··· PROVIDED RECORDS

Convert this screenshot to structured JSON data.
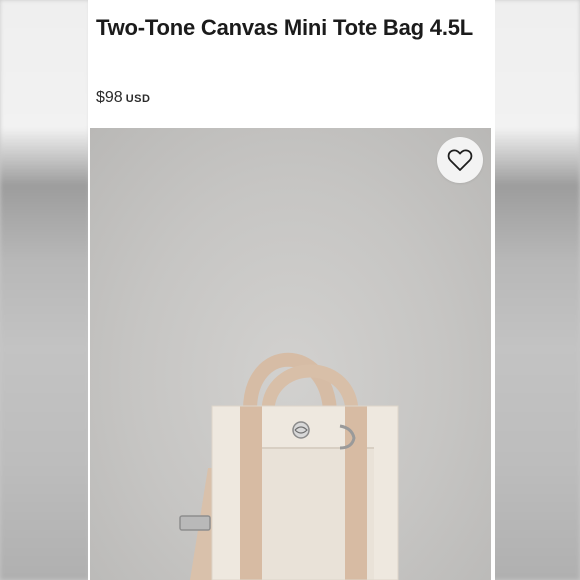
{
  "product": {
    "title": "Two-Tone Canvas Mini Tote Bag 4.5L",
    "price": "$98",
    "currency": "USD"
  },
  "icons": {
    "favorite": "heart-outline-icon"
  },
  "colors": {
    "canvas_body": "#efe9e1",
    "accent_tan": "#d7bba3",
    "photo_bg": "#c6c5c3"
  }
}
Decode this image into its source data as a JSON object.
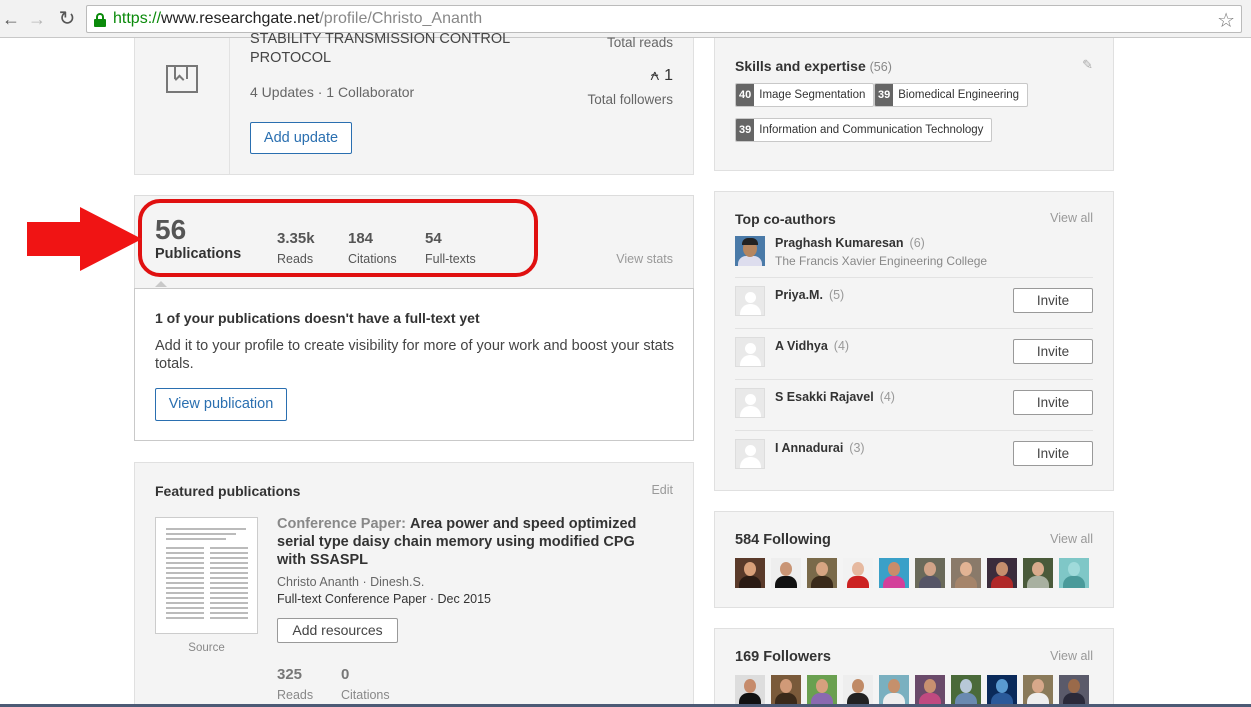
{
  "browser": {
    "url_scheme": "https://",
    "url_host": "www.researchgate.net",
    "url_path": "/profile/Christo_Ananth",
    "back_glyph": "←",
    "forward_glyph": "→",
    "reload_glyph": "↻",
    "star_glyph": "☆"
  },
  "project": {
    "title_line1": "STABILITY TRANSMISSION CONTROL",
    "title_line2": "PROTOCOL",
    "meta": "4 Updates · 1 Collaborator",
    "add_update_label": "Add update",
    "total_reads_label": "Total reads",
    "followers_count": "1",
    "followers_glyph": "⍲",
    "total_followers_label": "Total followers"
  },
  "stats": {
    "publications_count": "56",
    "publications_label": "Publications",
    "reads_value": "3.35k",
    "reads_label": "Reads",
    "citations_value": "184",
    "citations_label": "Citations",
    "fulltexts_value": "54",
    "fulltexts_label": "Full-texts",
    "view_stats_label": "View stats"
  },
  "fulltext_notice": {
    "title": "1 of your publications doesn't have a full-text yet",
    "description": "Add it to your profile to create visibility for more of your work and boost your stats totals.",
    "button_label": "View publication"
  },
  "featured": {
    "title": "Featured publications",
    "edit_label": "Edit",
    "pub_type": "Conference Paper:",
    "pub_title": "Area power and speed optimized serial type daisy chain memory using modified CPG with SSASPL",
    "authors": "Christo Ananth · Dinesh.S.",
    "kind": "Full-text Conference Paper · Dec 2015",
    "add_resources_label": "Add resources",
    "source_label": "Source",
    "reads_value": "325",
    "reads_label": "Reads",
    "citations_value": "0",
    "citations_label": "Citations"
  },
  "skills": {
    "title": "Skills and expertise",
    "count": "(56)",
    "pencil_glyph": "✎",
    "items": [
      {
        "count": "40",
        "label": "Image Segmentation"
      },
      {
        "count": "39",
        "label": "Biomedical Engineering"
      },
      {
        "count": "39",
        "label": "Information and Communication Technology"
      }
    ]
  },
  "coauthors": {
    "title": "Top co-authors",
    "view_all_label": "View all",
    "invite_label": "Invite",
    "items": [
      {
        "name": "Praghash Kumaresan",
        "count": "(6)",
        "institution": "The Francis Xavier Engineering College"
      },
      {
        "name": "Priya.M.",
        "count": "(5)"
      },
      {
        "name": "A Vidhya",
        "count": "(4)"
      },
      {
        "name": "S Esakki Rajavel",
        "count": "(4)"
      },
      {
        "name": "I Annadurai",
        "count": "(3)"
      }
    ]
  },
  "following": {
    "title": "584 Following",
    "view_all_label": "View all"
  },
  "followers": {
    "title": "169 Followers",
    "view_all_label": "View all"
  },
  "colors": {
    "link_blue": "#2a6fb0",
    "annotation_red": "#e01010",
    "secure_green": "#0a8a0a"
  }
}
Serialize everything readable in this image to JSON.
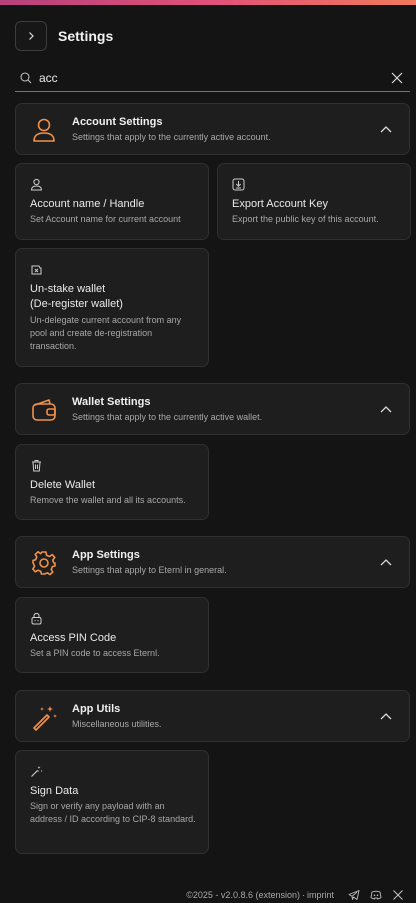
{
  "header": {
    "title": "Settings"
  },
  "search": {
    "value": "acc"
  },
  "sections": [
    {
      "title": "Account Settings",
      "subtitle": "Settings that apply to the currently active account.",
      "icon": "user-icon",
      "items": [
        {
          "title": "Account name / Handle",
          "desc": "Set Account name for current account",
          "icon": "user-icon"
        },
        {
          "title": "Export Account Key",
          "desc": "Export the public key of this account.",
          "icon": "download-icon"
        },
        {
          "title_line1": "Un-stake wallet",
          "title_line2": "(De-register wallet)",
          "desc": "Un-delegate current account from any pool and create de-registration transaction.",
          "icon": "wallet-unstake-icon"
        }
      ]
    },
    {
      "title": "Wallet Settings",
      "subtitle": "Settings that apply to the currently active wallet.",
      "icon": "wallet-icon",
      "items": [
        {
          "title": "Delete Wallet",
          "desc": "Remove the wallet and all its accounts.",
          "icon": "trash-icon"
        }
      ]
    },
    {
      "title": "App Settings",
      "subtitle": "Settings that apply to Eternl in general.",
      "icon": "gear-icon",
      "items": [
        {
          "title": "Access PIN Code",
          "desc": "Set a PIN code to access Eternl.",
          "icon": "lock-icon"
        }
      ]
    },
    {
      "title": "App Utils",
      "subtitle": "Miscellaneous utilities.",
      "icon": "magic-wand-icon",
      "items": [
        {
          "title": "Sign Data",
          "desc": "Sign or verify any payload with an address / ID according to CIP-8 standard.",
          "icon": "magic-wand-icon"
        }
      ]
    }
  ],
  "footer": {
    "copyright": "©2025 - v2.0.8.6 (extension)",
    "separator": "·",
    "imprint": "imprint"
  },
  "colors": {
    "accent": "#f0924a",
    "search_underline": "#d8436a",
    "background": "#141414",
    "card": "#1e1e1e"
  }
}
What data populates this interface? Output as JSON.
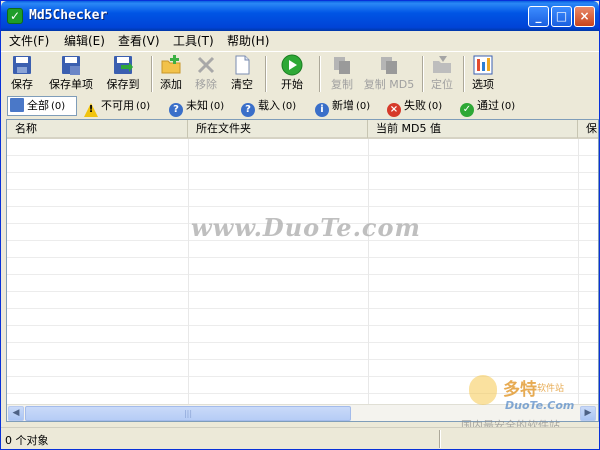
{
  "window": {
    "title": "Md5Checker",
    "controls": {
      "minimize": "_",
      "maximize": "□",
      "close": "×"
    }
  },
  "menu": [
    {
      "label": "文件(F)"
    },
    {
      "label": "编辑(E)"
    },
    {
      "label": "查看(V)"
    },
    {
      "label": "工具(T)"
    },
    {
      "label": "帮助(H)"
    }
  ],
  "toolbar": {
    "save": "保存",
    "save_item": "保存单项",
    "save_to": "保存到",
    "add": "添加",
    "remove": "移除",
    "clear": "清空",
    "start": "开始",
    "copy": "复制",
    "copy_md5": "复制 MD5",
    "locate": "定位",
    "options": "选项"
  },
  "filters": [
    {
      "label": "全部",
      "count": "(0)",
      "icon": "list-icon"
    },
    {
      "label": "不可用",
      "count": "(0)",
      "icon": "warning-icon"
    },
    {
      "label": "未知",
      "count": "(0)",
      "icon": "question-icon"
    },
    {
      "label": "载入",
      "count": "(0)",
      "icon": "load-icon"
    },
    {
      "label": "新增",
      "count": "(0)",
      "icon": "info-icon"
    },
    {
      "label": "失败",
      "count": "(0)",
      "icon": "fail-icon"
    },
    {
      "label": "通过",
      "count": "(0)",
      "icon": "pass-icon"
    }
  ],
  "columns": [
    "名称",
    "所在文件夹",
    "当前 MD5 值",
    "保"
  ],
  "status": {
    "text": "0 个对象"
  },
  "watermark": {
    "center": "www.DuoTe.com",
    "logo_big": "多特",
    "logo_small": "软件站",
    "logo_site": "DuoTe.Com",
    "logo_slogan": "国内最安全的软件站"
  }
}
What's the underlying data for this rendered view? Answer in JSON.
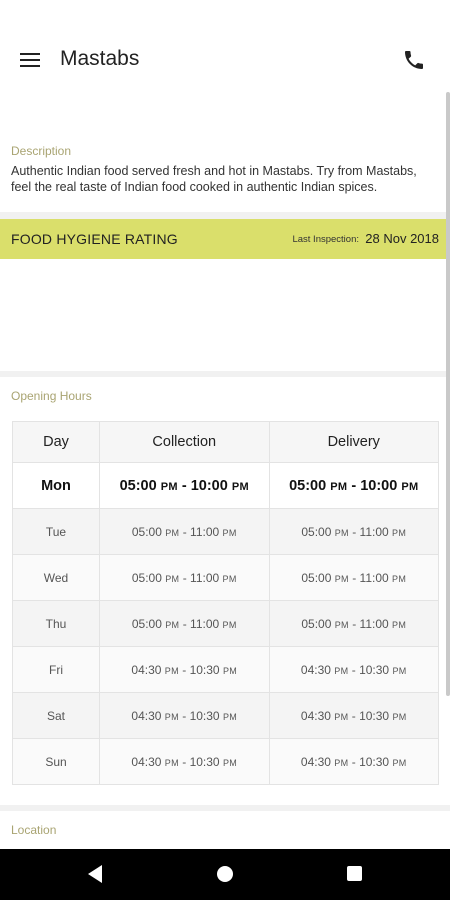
{
  "appbar": {
    "title": "Mastabs",
    "menu_icon": "hamburger-menu-icon",
    "call_icon": "phone-icon"
  },
  "description": {
    "label": "Description",
    "text": "Authentic Indian food served fresh and hot in Mastabs. Try from Mastabs, feel the real taste of Indian food cooked in authentic Indian spices."
  },
  "hygiene": {
    "title": "FOOD HYGIENE RATING",
    "last_inspection_label": "Last Inspection:",
    "last_inspection_date": "28 Nov 2018",
    "bar_color": "#dadf6b"
  },
  "opening_hours": {
    "label": "Opening Hours",
    "columns": [
      "Day",
      "Collection",
      "Delivery"
    ],
    "rows": [
      {
        "day": "Mon",
        "collection": {
          "from": "05:00",
          "from_period": "PM",
          "to": "10:00",
          "to_period": "PM"
        },
        "delivery": {
          "from": "05:00",
          "from_period": "PM",
          "to": "10:00",
          "to_period": "PM"
        }
      },
      {
        "day": "Tue",
        "collection": {
          "from": "05:00",
          "from_period": "PM",
          "to": "11:00",
          "to_period": "PM"
        },
        "delivery": {
          "from": "05:00",
          "from_period": "PM",
          "to": "11:00",
          "to_period": "PM"
        }
      },
      {
        "day": "Wed",
        "collection": {
          "from": "05:00",
          "from_period": "PM",
          "to": "11:00",
          "to_period": "PM"
        },
        "delivery": {
          "from": "05:00",
          "from_period": "PM",
          "to": "11:00",
          "to_period": "PM"
        }
      },
      {
        "day": "Thu",
        "collection": {
          "from": "05:00",
          "from_period": "PM",
          "to": "11:00",
          "to_period": "PM"
        },
        "delivery": {
          "from": "05:00",
          "from_period": "PM",
          "to": "11:00",
          "to_period": "PM"
        }
      },
      {
        "day": "Fri",
        "collection": {
          "from": "04:30",
          "from_period": "PM",
          "to": "10:30",
          "to_period": "PM"
        },
        "delivery": {
          "from": "04:30",
          "from_period": "PM",
          "to": "10:30",
          "to_period": "PM"
        }
      },
      {
        "day": "Sat",
        "collection": {
          "from": "04:30",
          "from_period": "PM",
          "to": "10:30",
          "to_period": "PM"
        },
        "delivery": {
          "from": "04:30",
          "from_period": "PM",
          "to": "10:30",
          "to_period": "PM"
        }
      },
      {
        "day": "Sun",
        "collection": {
          "from": "04:30",
          "from_period": "PM",
          "to": "10:30",
          "to_period": "PM"
        },
        "delivery": {
          "from": "04:30",
          "from_period": "PM",
          "to": "10:30",
          "to_period": "PM"
        }
      }
    ]
  },
  "location": {
    "label": "Location"
  },
  "nav": {
    "back_icon": "back-triangle-icon",
    "home_icon": "home-circle-icon",
    "recents_icon": "recents-square-icon"
  },
  "colors": {
    "accent_label": "#a9a472",
    "background": "#f1f1f1"
  }
}
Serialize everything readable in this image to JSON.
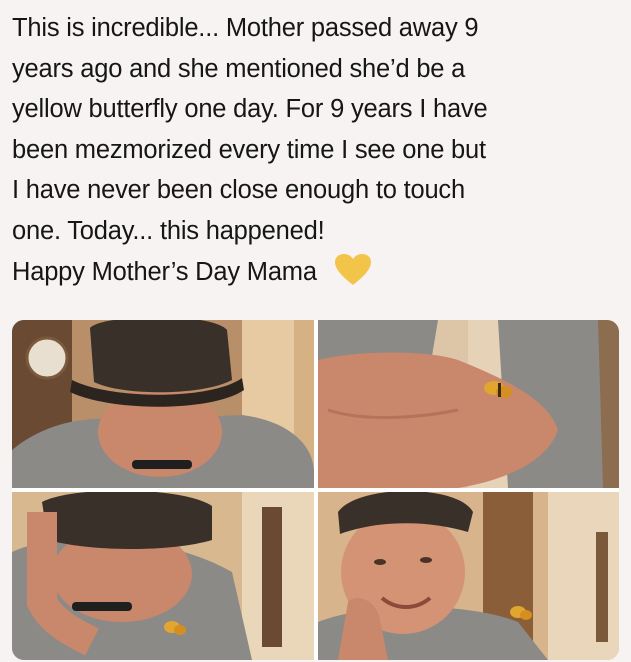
{
  "post": {
    "lines": [
      "This is incredible... Mother passed away 9",
      "years ago and she mentioned she’d be a",
      "yellow butterfly one day. For 9 years I have",
      "been mezmorized every time I see one but",
      "I have never been close enough to touch",
      "one. Today... this happened!",
      "Happy Mother’s Day Mama"
    ],
    "emoji": "yellow-heart-icon",
    "emoji_color": "#f2c54a"
  },
  "photos": [
    {
      "name": "photo-man-covering-face-with-cap"
    },
    {
      "name": "photo-butterfly-on-arm"
    },
    {
      "name": "photo-man-resting-head-on-hand"
    },
    {
      "name": "photo-man-smiling-with-butterfly"
    }
  ],
  "colors": {
    "background": "#f7f3f3",
    "text": "#161616",
    "shirt": "#8c8a87",
    "cap": "#3a302a",
    "skin": "#c9876b",
    "wall": "#e3c49e",
    "butterfly": "#e2a52f"
  }
}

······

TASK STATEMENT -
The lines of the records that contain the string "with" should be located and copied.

FINAL ANSWER -
    "pub_title": "Area power and speed optimized serial type daisy chain memory using modified CPG with SSASPL",
          "desc": "Sign or verify any payload with an address / ID according to CIP-8 standard.",
      "name": "photo-man-covering-face-with-cap"
      "name": "photo-man-smiling-with-butterfly"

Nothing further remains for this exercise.